Would you please reproduce all the entries word for word, minus the pictures?

App and web page records:
########################################
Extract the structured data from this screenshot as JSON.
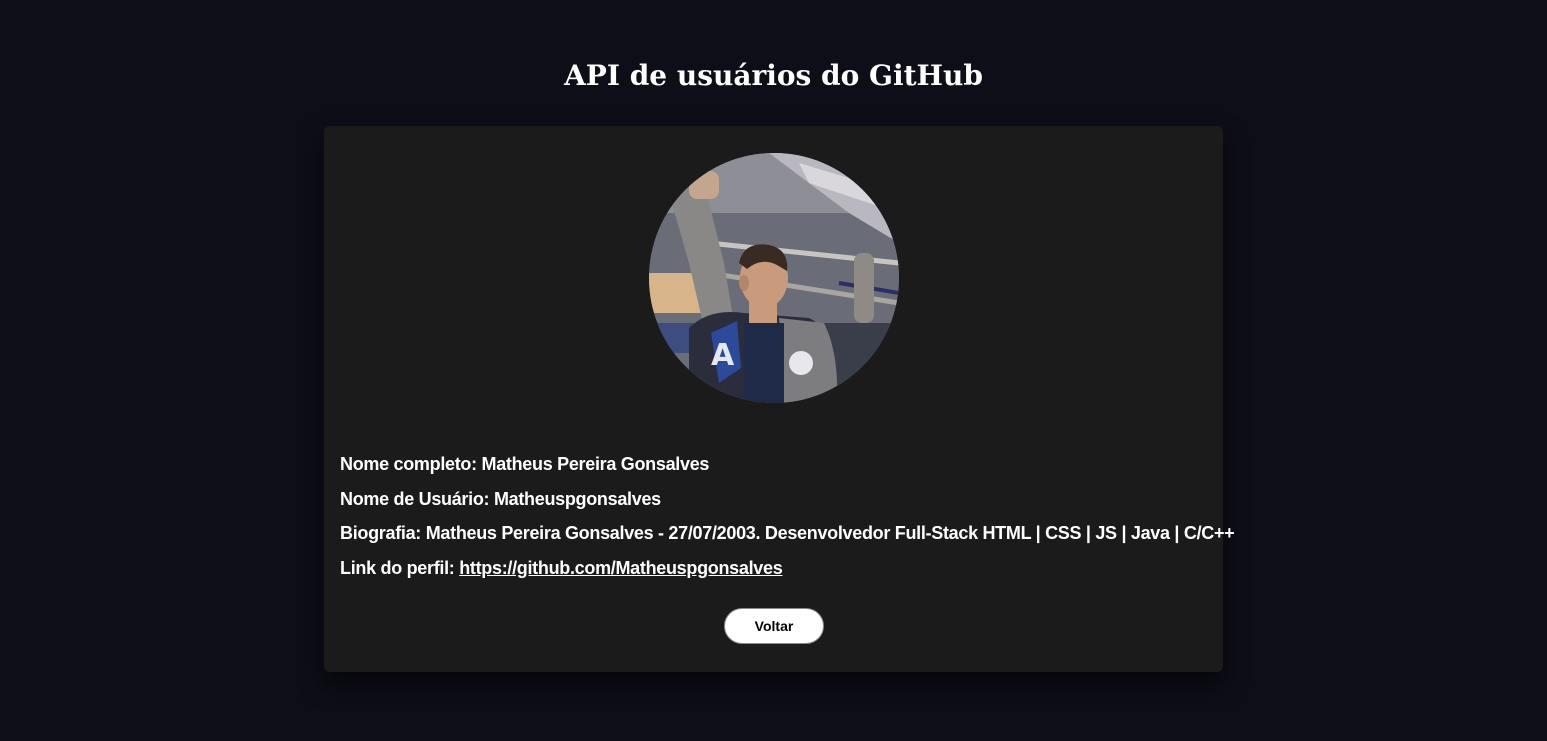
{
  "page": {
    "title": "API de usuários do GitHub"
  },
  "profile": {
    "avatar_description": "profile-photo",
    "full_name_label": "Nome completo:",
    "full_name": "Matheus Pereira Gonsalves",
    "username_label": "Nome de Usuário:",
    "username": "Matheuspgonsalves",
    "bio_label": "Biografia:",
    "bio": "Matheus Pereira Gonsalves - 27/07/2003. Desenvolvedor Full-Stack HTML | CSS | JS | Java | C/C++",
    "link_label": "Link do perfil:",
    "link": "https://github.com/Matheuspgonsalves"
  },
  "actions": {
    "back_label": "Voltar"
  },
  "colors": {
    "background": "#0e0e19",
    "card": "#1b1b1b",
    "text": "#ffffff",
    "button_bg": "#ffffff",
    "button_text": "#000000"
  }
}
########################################
SOLUTION:
Extract the structured data from this screenshot as JSON.
{
  "page": {
    "title": "API de usuários do GitHub"
  },
  "profile": {
    "avatar_description": "profile-photo",
    "full_name_label": "Nome completo:",
    "full_name": "Matheus Pereira Gonsalves",
    "username_label": "Nome de Usuário:",
    "username": "Matheuspgonsalves",
    "bio_label": "Biografia:",
    "bio": "Matheus Pereira Gonsalves - 27/07/2003. Desenvolvedor Full-Stack HTML | CSS | JS | Java | C/C++",
    "link_label": "Link do perfil:",
    "link": "https://github.com/Matheuspgonsalves"
  },
  "actions": {
    "back_label": "Voltar"
  },
  "colors": {
    "background": "#0e0e19",
    "card": "#1b1b1b",
    "text": "#ffffff",
    "button_bg": "#ffffff",
    "button_text": "#000000"
  }
}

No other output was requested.